An inquiry is being carried out into why a schizophrenic who stabbed a man to death had been wrongly released from custody just hours before the attack.
Anthony Joseph had been released from custody in Manchester but should have been detained to face burglary charges.
Within hours of his release he stabbed 28-year-old Richard Whelan seven times after throwing chips at his girlfriend on a London bus.
Joseph admitted manslaughter on grounds of diminished responsibility.
He will be sentenced on 20 December.
The Old Bailey heard how Joseph turned on his victim after throwing chips at passengers on a bus on the Holloway Road in July 2005.
Mr Whelan, a hospitality worker, was stabbed through the heart but a jury trying Joseph for murder twice failed to reach a verdict and the prosecution then accepted his manslaughter plea.
After the conviction, the government said: "This case shows a number of failings for the criminal justice system as a whole which is of great concern to the government and which we are investigating."
The inquiry could reflect on the fact that the government did not know how many prisoners had outstanding arrest warrants against them, said BBC home editor Mark Easton.
The names on the prisons computer did not link up with the names on the police computer, he said.
Joseph was released from custody in Manchester only a few hours before the attack on 29 July 2005.
Mr Whelan was stabbed to death on the top deck of the bus
He had been arrested by Surrey police and remanded in custody on 10 June, on charges later dropped that related to an alleged abduction and unlawful sex with a 15-year-old.
After the charges were dropped, he should have been detained because there was an arrest warrant out for him in connection with an alleged burglary.
The warrant had been issued when he failed to appear for a hearing at Liverpool Crown Court on 27 June.
Arrangements had been made for him to be taken from a privately-run young offenders institution in Manchester to Liverpool Crown Court to face the burglary charges.
Although the details were on the Police National Computer, the prison was not aware of the situation.
Merseyside police did not know Joseph had been in custody; it is understood the computer had not been updated with that information.
The defence said Joseph was suffering from the onset of paranoid schizophrenia when he carried out the attack on Mr Whelan, of Kentish Town, north London.
But Mr Whelan's family said in a statement that they believed "the defence of diminished responsibility in this case has been used as a defence for the undefendable".
The evidence, they said, showed that Joseph was "an angry and vindictive man".
It added: "He has tried to excuse his actions that evening by claiming mental illness, however in our opinion he callously killed Richard for no reason at all."
In a statement from Surrey Police Authority, its chief executive Sue Martin said they were "very sad about the tragic death of Mr Whelan".
She said they were waiting for the outcome of a review into why Joseph was not in custody at the time he killed Mr Whelan.
'Efficient and effective'
The Labour MP, Keith Vaz, who chairs the Home Affairs Select Committee, told BBC News the information about Joseph should have been readily available.
He said: "We shouldn't be going over old ground again because this is something that ought to have been sorted out after Soham.
"There ought to be a national computer that is efficient and effective.
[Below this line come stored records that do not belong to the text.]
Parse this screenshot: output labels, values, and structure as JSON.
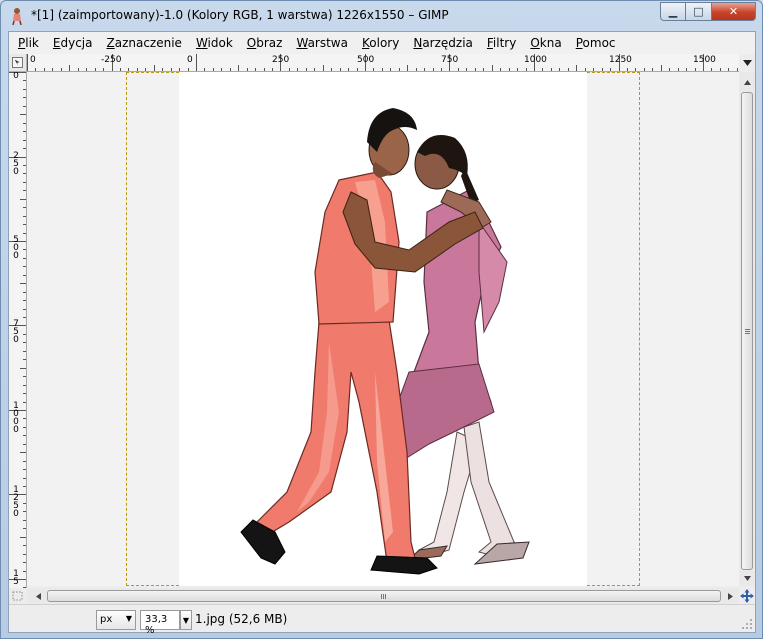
{
  "window": {
    "title": "*[1] (zaimportowany)-1.0 (Kolory RGB, 1 warstwa) 1226x1550 – GIMP",
    "minimize_glyph": "▁",
    "maximize_glyph": "□",
    "close_glyph": "✕"
  },
  "menu": [
    "Plik",
    "Edycja",
    "Zaznaczenie",
    "Widok",
    "Obraz",
    "Warstwa",
    "Kolory",
    "Narzędzia",
    "Filtry",
    "Okna",
    "Pomoc"
  ],
  "hruler": {
    "labels": [
      "0",
      "-250",
      "0",
      "250",
      "500",
      "750",
      "1000",
      "1250",
      "1500"
    ]
  },
  "vruler": {
    "labels": [
      "0",
      "2\n5\n0",
      "5\n0\n0",
      "7\n5\n0",
      "1\n0\n0\n0",
      "1\n2\n5\n0",
      "1\n5"
    ]
  },
  "statusbar": {
    "unit": "px",
    "zoom": "33,3 %",
    "info": "1.jpg (52,6 MB)"
  },
  "icons": {
    "corner": "pointer-corner-icon",
    "navigate": "navigate-icon",
    "zoom_fit": "zoom-toggle-icon"
  },
  "colors": {
    "selection_border": "#b89a10",
    "canvas_bg": "#f2f2f2",
    "man_outfit": "#f07a6c",
    "woman_dress": "#c9789c"
  }
}
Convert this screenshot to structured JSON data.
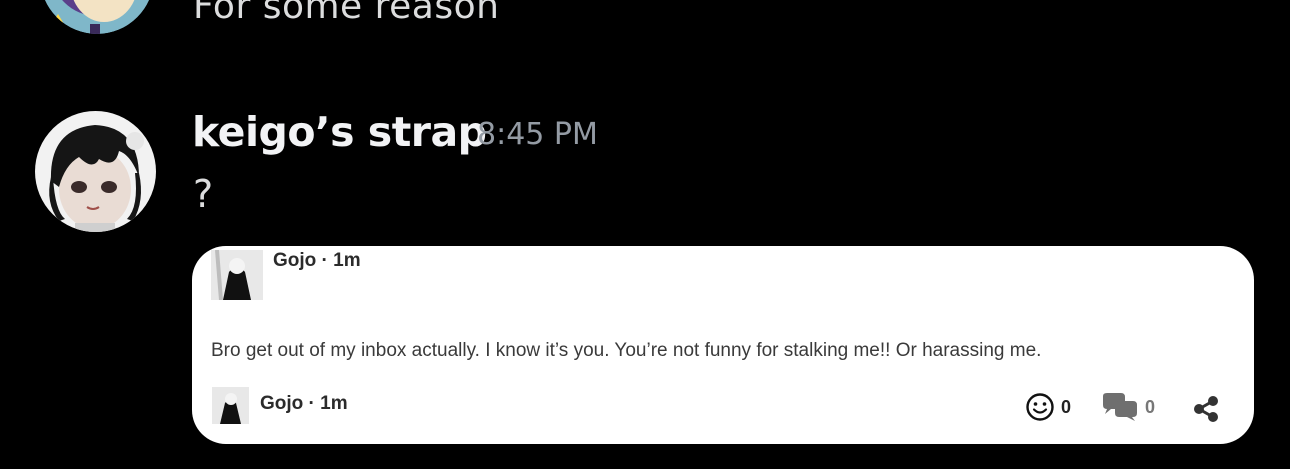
{
  "previous_message": {
    "text": "For some reason"
  },
  "message": {
    "username": "keigo’s strap",
    "timestamp": "8:45 PM",
    "content": "?"
  },
  "embed": {
    "author_top": "Gojo · 1m",
    "body": "Bro get out of my inbox actually. I know it’s you. You’re not funny for stalking me!! Or harassing me.",
    "author_footer": "Gojo · 1m",
    "reactions_count": "0",
    "comments_count": "0"
  },
  "icons": [
    "smiley-icon",
    "comments-icon",
    "share-icon"
  ]
}
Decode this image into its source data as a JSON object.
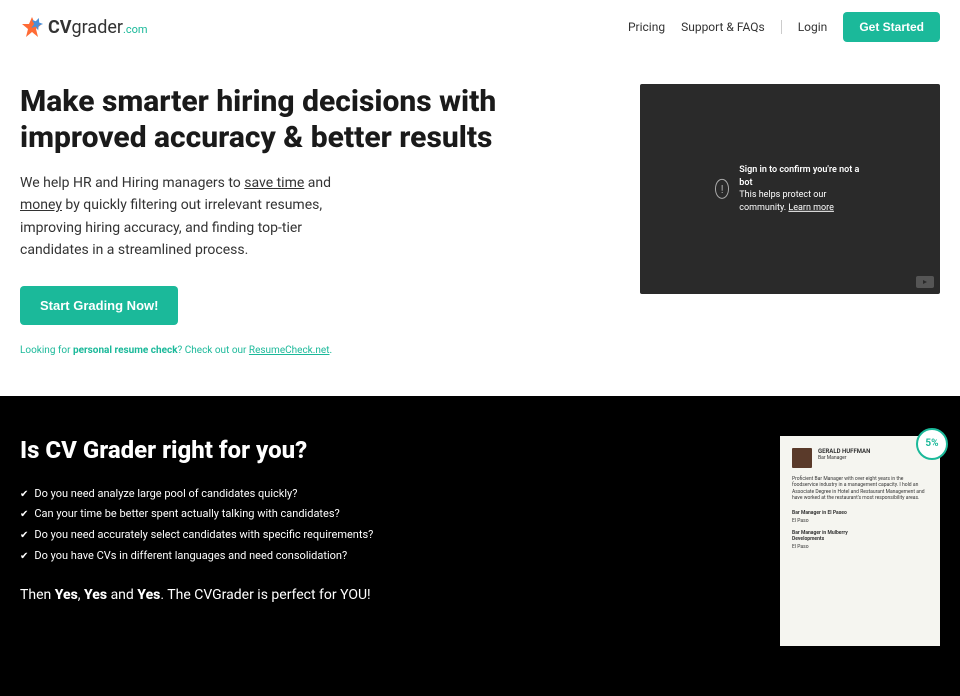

The information ought to have gone on immediately."
Shadow home secretary David Davis called on the government to "get a grip".
"It should have a database of prisoners against which it can compare those people who should be in prison and should not be out on the streets, able to carry out vicious crimes like this," Mr Davis said.
Det Ch Insp John Macdonald said he was "disappointed" that Joseph was not convicted of murder.
"Our view all the time was that he was guilty of murder, he had the mental state to commit murder not manslaughter," he said.